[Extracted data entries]
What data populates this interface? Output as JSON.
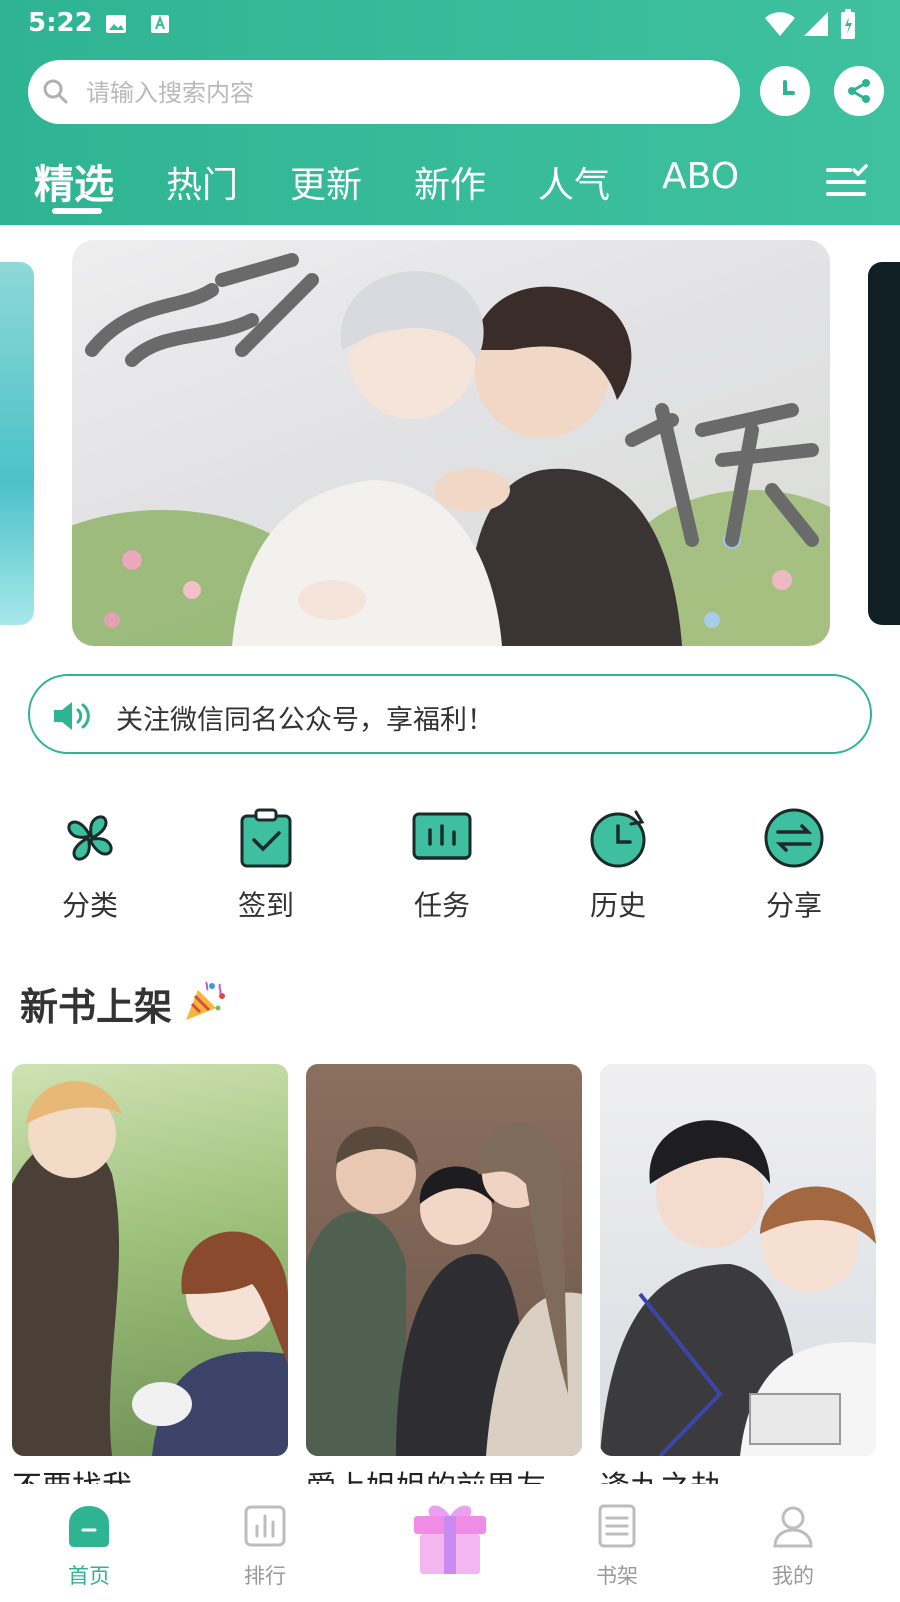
{
  "status": {
    "time": "5:22"
  },
  "search": {
    "placeholder": "请输入搜索内容"
  },
  "tabs": [
    {
      "label": "精选",
      "active": true
    },
    {
      "label": "热门"
    },
    {
      "label": "更新"
    },
    {
      "label": "新作"
    },
    {
      "label": "人气"
    },
    {
      "label": "ABO"
    }
  ],
  "banner": {
    "title_left": "心跡",
    "title_right": "斩癮"
  },
  "notice": {
    "text": "关注微信同名公众号，享福利！"
  },
  "quick_actions": [
    {
      "label": "分类",
      "icon": "clover-icon"
    },
    {
      "label": "签到",
      "icon": "checkin-icon"
    },
    {
      "label": "任务",
      "icon": "task-icon"
    },
    {
      "label": "历史",
      "icon": "history-icon"
    },
    {
      "label": "分享",
      "icon": "share-icon"
    }
  ],
  "section": {
    "title": "新书上架"
  },
  "books": [
    {
      "title": "不要找我"
    },
    {
      "title": "爱上姐姐的前男友"
    },
    {
      "title": "逢九之劫"
    }
  ],
  "bottom_nav": [
    {
      "label": "首页",
      "active": true
    },
    {
      "label": "排行"
    },
    {
      "label": "书架"
    },
    {
      "label": "我的"
    }
  ],
  "colors": {
    "accent": "#2fb493",
    "inactive": "#9a9a9a"
  }
}
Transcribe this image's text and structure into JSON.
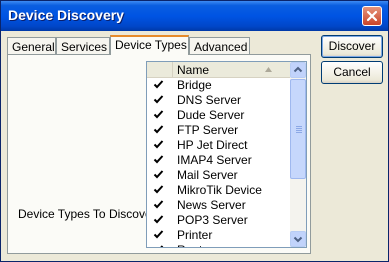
{
  "window": {
    "title": "Device Discovery"
  },
  "tabs": [
    {
      "label": "General"
    },
    {
      "label": "Services"
    },
    {
      "label": "Device Types"
    },
    {
      "label": "Advanced"
    }
  ],
  "active_tab": "Device Types",
  "panel": {
    "label": "Device Types To Discover:"
  },
  "list": {
    "column_header": "Name",
    "items": [
      {
        "name": "Bridge",
        "checked": true
      },
      {
        "name": "DNS Server",
        "checked": true
      },
      {
        "name": "Dude Server",
        "checked": true
      },
      {
        "name": "FTP Server",
        "checked": true
      },
      {
        "name": "HP Jet Direct",
        "checked": true
      },
      {
        "name": "IMAP4 Server",
        "checked": true
      },
      {
        "name": "Mail Server",
        "checked": true
      },
      {
        "name": "MikroTik Device",
        "checked": true
      },
      {
        "name": "News Server",
        "checked": true
      },
      {
        "name": "POP3 Server",
        "checked": true
      },
      {
        "name": "Printer",
        "checked": true
      },
      {
        "name": "Router",
        "checked": true
      }
    ]
  },
  "buttons": {
    "discover": "Discover",
    "cancel": "Cancel"
  }
}
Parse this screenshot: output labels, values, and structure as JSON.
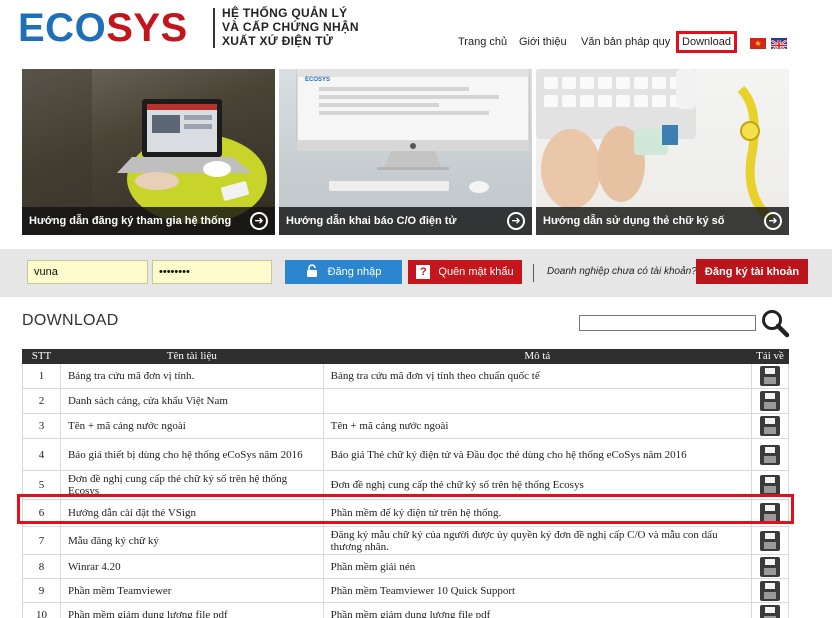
{
  "header": {
    "logo_part1": "ECO",
    "logo_part2": "SYS",
    "tagline": [
      "HỆ THỐNG QUẢN LÝ",
      "VÀ CẤP CHỨNG NHẬN",
      "XUẤT XỨ ĐIỆN TỬ"
    ],
    "nav": [
      {
        "label": "Trang chủ"
      },
      {
        "label": "Giới thiệu"
      },
      {
        "label": "Văn bản pháp quy"
      },
      {
        "label": "Download"
      }
    ],
    "flags": [
      "vietnam-flag-icon",
      "uk-flag-icon"
    ]
  },
  "banners": [
    {
      "caption": "Hướng dẫn đăng ký tham gia hệ thống",
      "icon": "arrow-right-circle-icon"
    },
    {
      "caption": "Hướng dẫn khai báo C/O điện tử",
      "icon": "arrow-right-circle-icon"
    },
    {
      "caption": "Hướng dẫn sử dụng thẻ chữ ký số",
      "icon": "arrow-right-circle-icon"
    }
  ],
  "login": {
    "username": "vuna",
    "password": "••••••••",
    "login_label": "Đăng nhập",
    "forgot_label": "Quên mật khẩu",
    "no_account_text": "Doanh nghiệp chưa có tài khoản?",
    "register_label": "Đăng ký tài khoản"
  },
  "download": {
    "title": "DOWNLOAD",
    "search_value": "",
    "columns": [
      "STT",
      "Tên tài liệu",
      "Mô tả",
      "Tải về"
    ],
    "rows": [
      {
        "stt": "1",
        "name": "Bảng tra cứu mã đơn vị tính.",
        "desc": "Bảng tra cứu mã đơn vị tính theo chuẩn quốc tế"
      },
      {
        "stt": "2",
        "name": "Danh sách cảng, cửa khẩu Việt Nam",
        "desc": ""
      },
      {
        "stt": "3",
        "name": "Tên + mã cảng nước ngoài",
        "desc": "Tên + mã cảng nước ngoài"
      },
      {
        "stt": "4",
        "name": "Báo giá thiết bị dùng cho hệ thống eCoSys năm 2016",
        "desc": "Báo giá Thẻ chữ ký điện tử và Đầu đọc thẻ dùng cho hệ thống eCoSys năm 2016"
      },
      {
        "stt": "5",
        "name": "Đơn đề nghị cung cấp thẻ chữ ký số trên hệ thống Ecosys",
        "desc": "Đơn đề nghị cung cấp thẻ chữ ký số trên hệ thống Ecosys"
      },
      {
        "stt": "6",
        "name": "Hướng dẫn cài đặt thẻ VSign",
        "desc": "Phần mềm để ký điện tử trên hệ thống."
      },
      {
        "stt": "7",
        "name": "Mẫu đăng ký chữ ký",
        "desc": "Đăng ký mẫu chữ ký của người được ủy quyền ký đơn đề nghị cấp C/O và mẫu con dấu thương nhân."
      },
      {
        "stt": "8",
        "name": "Winrar 4.20",
        "desc": "Phần mềm giải nén"
      },
      {
        "stt": "9",
        "name": "Phần mềm Teamviewer",
        "desc": "Phần mềm Teamviewer 10 Quick Support"
      },
      {
        "stt": "10",
        "name": "Phần mềm giảm dung lượng file pdf",
        "desc": "Phần mềm giảm dung lượng file pdf"
      }
    ]
  },
  "colors": {
    "brand_blue": "#1d6fb8",
    "brand_red": "#c3161c",
    "highlight_red": "#e3101b",
    "login_blue": "#2b86cf"
  }
}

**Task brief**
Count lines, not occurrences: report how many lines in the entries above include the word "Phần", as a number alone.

**Written solution**
6